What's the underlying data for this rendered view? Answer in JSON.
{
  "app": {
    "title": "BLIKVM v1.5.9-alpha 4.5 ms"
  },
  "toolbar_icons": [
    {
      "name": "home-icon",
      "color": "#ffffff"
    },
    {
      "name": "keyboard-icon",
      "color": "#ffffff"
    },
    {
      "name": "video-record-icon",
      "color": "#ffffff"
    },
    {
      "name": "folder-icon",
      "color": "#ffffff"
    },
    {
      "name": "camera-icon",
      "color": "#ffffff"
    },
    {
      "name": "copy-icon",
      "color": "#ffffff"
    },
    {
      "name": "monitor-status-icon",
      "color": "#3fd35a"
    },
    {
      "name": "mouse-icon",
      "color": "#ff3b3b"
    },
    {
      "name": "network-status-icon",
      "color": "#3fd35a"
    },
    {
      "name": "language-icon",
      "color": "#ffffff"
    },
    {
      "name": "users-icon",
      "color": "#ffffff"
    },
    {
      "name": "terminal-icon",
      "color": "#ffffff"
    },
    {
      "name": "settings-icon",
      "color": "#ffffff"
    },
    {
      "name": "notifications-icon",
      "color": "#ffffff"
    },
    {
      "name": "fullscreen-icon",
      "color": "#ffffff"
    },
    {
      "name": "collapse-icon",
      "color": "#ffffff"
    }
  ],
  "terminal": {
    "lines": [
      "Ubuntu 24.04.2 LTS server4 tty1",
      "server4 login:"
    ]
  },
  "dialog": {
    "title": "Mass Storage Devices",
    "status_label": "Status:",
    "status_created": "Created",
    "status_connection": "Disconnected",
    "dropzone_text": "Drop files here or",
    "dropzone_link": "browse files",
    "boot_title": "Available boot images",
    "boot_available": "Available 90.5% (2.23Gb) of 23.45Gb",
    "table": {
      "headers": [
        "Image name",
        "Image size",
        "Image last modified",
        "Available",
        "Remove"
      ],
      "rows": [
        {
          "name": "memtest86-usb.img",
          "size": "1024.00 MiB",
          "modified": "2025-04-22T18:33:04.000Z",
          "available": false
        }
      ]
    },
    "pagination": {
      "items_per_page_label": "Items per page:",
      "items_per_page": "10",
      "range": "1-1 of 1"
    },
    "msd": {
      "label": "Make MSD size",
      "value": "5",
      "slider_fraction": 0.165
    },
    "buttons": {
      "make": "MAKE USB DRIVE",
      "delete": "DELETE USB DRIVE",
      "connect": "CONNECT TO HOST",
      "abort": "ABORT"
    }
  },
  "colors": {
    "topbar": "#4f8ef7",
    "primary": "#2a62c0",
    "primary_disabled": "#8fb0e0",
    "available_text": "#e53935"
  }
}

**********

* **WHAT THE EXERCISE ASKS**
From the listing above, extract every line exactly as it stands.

* **ANSWER TO THIS EXERCISE**
What's the underlying data for this rendered view? Answer in JSON.
{
  "app": {
    "title": "BLIKVM v1.5.9-alpha 4.5 ms"
  },
  "toolbar_icons": [
    {
      "name": "home-icon",
      "color": "#ffffff"
    },
    {
      "name": "keyboard-icon",
      "color": "#ffffff"
    },
    {
      "name": "video-record-icon",
      "color": "#ffffff"
    },
    {
      "name": "folder-icon",
      "color": "#ffffff"
    },
    {
      "name": "camera-icon",
      "color": "#ffffff"
    },
    {
      "name": "copy-icon",
      "color": "#ffffff"
    },
    {
      "name": "monitor-status-icon",
      "color": "#3fd35a"
    },
    {
      "name": "mouse-icon",
      "color": "#ff3b3b"
    },
    {
      "name": "network-status-icon",
      "color": "#3fd35a"
    },
    {
      "name": "language-icon",
      "color": "#ffffff"
    },
    {
      "name": "users-icon",
      "color": "#ffffff"
    },
    {
      "name": "terminal-icon",
      "color": "#ffffff"
    },
    {
      "name": "settings-icon",
      "color": "#ffffff"
    },
    {
      "name": "notifications-icon",
      "color": "#ffffff"
    },
    {
      "name": "fullscreen-icon",
      "color": "#ffffff"
    },
    {
      "name": "collapse-icon",
      "color": "#ffffff"
    }
  ],
  "terminal": {
    "lines": [
      "Ubuntu 24.04.2 LTS server4 tty1",
      "server4 login:"
    ]
  },
  "dialog": {
    "title": "Mass Storage Devices",
    "status_label": "Status:",
    "status_created": "Created",
    "status_connection": "Disconnected",
    "dropzone_text": "Drop files here or",
    "dropzone_link": "browse files",
    "boot_title": "Available boot images",
    "boot_available": "Available 90.5% (2.23Gb) of 23.45Gb",
    "table": {
      "headers": [
        "Image name",
        "Image size",
        "Image last modified",
        "Available",
        "Remove"
      ],
      "rows": [
        {
          "name": "memtest86-usb.img",
          "size": "1024.00 MiB",
          "modified": "2025-04-22T18:33:04.000Z",
          "available": false
        }
      ]
    },
    "pagination": {
      "items_per_page_label": "Items per page:",
      "items_per_page": "10",
      "range": "1-1 of 1"
    },
    "msd": {
      "label": "Make MSD size",
      "value": "5",
      "slider_fraction": 0.165
    },
    "buttons": {
      "make": "MAKE USB DRIVE",
      "delete": "DELETE USB DRIVE",
      "connect": "CONNECT TO HOST",
      "abort": "ABORT"
    }
  },
  "colors": {
    "topbar": "#4f8ef7",
    "primary": "#2a62c0",
    "primary_disabled": "#8fb0e0",
    "available_text": "#e53935"
  }
}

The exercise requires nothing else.